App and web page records

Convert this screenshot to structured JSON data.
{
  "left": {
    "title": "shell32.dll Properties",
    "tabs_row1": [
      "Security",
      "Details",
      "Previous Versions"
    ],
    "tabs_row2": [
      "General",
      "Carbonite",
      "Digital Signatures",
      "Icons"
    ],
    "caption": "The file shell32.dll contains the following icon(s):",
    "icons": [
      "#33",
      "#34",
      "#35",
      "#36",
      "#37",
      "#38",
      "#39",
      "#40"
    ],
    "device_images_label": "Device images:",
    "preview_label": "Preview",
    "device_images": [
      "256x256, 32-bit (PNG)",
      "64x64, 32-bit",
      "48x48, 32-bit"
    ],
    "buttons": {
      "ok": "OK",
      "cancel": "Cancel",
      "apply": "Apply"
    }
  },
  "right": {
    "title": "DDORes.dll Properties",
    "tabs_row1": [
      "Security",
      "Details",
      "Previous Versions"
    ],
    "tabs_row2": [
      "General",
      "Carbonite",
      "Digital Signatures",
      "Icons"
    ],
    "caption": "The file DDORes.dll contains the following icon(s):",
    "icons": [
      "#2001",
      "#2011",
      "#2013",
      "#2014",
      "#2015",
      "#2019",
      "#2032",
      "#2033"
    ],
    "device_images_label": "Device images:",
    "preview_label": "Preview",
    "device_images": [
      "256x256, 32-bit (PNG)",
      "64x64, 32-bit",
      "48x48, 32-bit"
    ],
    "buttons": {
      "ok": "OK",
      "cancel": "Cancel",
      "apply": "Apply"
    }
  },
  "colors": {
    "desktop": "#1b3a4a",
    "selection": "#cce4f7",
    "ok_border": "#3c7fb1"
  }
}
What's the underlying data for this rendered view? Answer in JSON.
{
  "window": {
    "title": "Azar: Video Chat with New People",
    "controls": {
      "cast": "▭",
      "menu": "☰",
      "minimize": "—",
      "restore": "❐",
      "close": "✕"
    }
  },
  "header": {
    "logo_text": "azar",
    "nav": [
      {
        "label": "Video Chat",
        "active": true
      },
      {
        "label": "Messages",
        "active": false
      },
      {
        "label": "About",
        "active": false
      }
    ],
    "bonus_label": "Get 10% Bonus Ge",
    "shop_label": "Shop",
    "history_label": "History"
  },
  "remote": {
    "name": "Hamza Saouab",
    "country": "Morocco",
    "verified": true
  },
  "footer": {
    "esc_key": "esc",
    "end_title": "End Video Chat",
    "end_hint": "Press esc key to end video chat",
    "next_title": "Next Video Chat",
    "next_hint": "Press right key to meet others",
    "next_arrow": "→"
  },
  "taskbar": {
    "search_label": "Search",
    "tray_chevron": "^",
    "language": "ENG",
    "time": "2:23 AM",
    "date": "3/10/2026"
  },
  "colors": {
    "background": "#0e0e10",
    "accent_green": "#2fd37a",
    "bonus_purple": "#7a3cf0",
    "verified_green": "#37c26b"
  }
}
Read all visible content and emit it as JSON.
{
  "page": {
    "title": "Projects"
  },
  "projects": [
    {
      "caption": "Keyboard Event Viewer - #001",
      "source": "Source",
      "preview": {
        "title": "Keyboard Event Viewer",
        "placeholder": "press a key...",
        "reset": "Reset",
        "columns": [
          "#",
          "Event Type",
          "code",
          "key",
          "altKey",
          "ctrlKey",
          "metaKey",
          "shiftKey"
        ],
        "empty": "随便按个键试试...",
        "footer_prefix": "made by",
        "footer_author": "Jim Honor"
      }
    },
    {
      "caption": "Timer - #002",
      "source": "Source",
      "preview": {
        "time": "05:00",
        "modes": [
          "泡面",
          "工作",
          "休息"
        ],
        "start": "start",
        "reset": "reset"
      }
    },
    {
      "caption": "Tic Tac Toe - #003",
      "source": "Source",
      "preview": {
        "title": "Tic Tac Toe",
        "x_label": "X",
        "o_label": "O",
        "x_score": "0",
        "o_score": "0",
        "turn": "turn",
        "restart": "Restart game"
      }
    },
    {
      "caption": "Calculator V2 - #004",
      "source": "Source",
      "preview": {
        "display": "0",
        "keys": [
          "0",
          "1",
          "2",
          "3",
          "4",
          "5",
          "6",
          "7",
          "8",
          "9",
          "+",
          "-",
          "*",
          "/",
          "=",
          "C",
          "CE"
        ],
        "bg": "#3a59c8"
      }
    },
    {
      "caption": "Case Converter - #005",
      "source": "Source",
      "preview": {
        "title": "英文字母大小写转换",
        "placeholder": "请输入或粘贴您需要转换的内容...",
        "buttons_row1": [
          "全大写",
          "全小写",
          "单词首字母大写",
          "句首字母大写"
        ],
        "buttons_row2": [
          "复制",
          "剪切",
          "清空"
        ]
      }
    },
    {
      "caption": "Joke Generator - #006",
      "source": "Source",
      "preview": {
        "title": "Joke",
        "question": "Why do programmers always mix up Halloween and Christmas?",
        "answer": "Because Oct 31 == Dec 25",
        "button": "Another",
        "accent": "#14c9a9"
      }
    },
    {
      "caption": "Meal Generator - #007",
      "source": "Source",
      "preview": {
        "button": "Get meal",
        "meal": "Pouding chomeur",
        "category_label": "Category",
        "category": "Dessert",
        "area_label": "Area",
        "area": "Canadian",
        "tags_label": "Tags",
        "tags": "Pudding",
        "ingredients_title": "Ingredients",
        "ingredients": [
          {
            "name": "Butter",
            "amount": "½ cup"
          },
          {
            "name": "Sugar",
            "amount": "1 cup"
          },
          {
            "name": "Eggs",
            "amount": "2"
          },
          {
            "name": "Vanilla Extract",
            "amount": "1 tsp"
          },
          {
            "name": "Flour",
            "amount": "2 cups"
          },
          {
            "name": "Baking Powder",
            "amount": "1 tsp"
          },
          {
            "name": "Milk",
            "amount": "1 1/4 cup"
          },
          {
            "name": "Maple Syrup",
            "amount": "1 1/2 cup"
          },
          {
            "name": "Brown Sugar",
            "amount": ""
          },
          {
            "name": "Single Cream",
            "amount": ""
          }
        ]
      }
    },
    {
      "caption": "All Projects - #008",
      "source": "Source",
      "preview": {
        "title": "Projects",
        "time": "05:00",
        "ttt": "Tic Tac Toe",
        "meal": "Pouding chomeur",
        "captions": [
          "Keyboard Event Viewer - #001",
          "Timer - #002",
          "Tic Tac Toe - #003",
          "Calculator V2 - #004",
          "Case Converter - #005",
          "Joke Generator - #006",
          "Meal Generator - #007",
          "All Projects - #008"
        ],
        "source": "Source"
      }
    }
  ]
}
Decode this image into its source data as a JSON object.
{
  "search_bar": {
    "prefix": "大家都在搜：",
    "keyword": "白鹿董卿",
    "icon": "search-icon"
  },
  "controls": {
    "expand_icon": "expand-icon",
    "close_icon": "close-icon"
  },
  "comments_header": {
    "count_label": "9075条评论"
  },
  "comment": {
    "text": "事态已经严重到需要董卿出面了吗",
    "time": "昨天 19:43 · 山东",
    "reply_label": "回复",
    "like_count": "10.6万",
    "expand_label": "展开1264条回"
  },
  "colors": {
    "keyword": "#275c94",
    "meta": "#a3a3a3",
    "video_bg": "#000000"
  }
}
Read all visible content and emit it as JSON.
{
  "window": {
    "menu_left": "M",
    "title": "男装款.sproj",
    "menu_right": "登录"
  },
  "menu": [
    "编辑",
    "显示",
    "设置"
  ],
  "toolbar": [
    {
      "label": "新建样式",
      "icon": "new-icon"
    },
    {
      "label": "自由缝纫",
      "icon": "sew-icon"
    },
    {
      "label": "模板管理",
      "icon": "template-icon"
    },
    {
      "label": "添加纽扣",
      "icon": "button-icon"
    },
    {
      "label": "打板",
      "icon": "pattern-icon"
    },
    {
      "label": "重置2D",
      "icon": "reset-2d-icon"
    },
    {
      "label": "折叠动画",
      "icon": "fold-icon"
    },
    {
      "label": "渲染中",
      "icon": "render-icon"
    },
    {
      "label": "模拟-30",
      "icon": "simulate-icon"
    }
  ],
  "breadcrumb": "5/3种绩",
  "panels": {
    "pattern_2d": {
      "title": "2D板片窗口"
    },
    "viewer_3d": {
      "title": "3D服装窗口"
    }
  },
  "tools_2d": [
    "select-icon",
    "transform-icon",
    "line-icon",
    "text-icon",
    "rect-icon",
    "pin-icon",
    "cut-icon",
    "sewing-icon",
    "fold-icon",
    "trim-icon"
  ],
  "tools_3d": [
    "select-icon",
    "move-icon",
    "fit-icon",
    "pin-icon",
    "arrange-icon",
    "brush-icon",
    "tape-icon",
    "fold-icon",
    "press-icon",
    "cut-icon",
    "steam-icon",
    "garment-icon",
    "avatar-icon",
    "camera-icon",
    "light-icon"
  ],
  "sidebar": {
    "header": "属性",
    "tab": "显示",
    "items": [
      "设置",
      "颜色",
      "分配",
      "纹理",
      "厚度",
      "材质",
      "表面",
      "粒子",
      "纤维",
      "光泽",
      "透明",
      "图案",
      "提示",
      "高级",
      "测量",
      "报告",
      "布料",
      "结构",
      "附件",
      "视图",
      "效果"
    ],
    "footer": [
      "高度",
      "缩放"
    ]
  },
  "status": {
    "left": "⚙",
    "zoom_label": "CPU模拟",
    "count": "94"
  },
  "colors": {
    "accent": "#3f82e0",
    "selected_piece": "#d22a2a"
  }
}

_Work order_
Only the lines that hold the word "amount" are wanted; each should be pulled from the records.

_Output_
            "amount": "½ cup"
            "amount": "1 cup"
            "amount": "2"
            "amount": "1 tsp"
            "amount": "2 cups"
            "amount": "1 tsp"
            "amount": "1 1/4 cup"
            "amount": "1 1/2 cup"
            "amount": ""
            "amount": ""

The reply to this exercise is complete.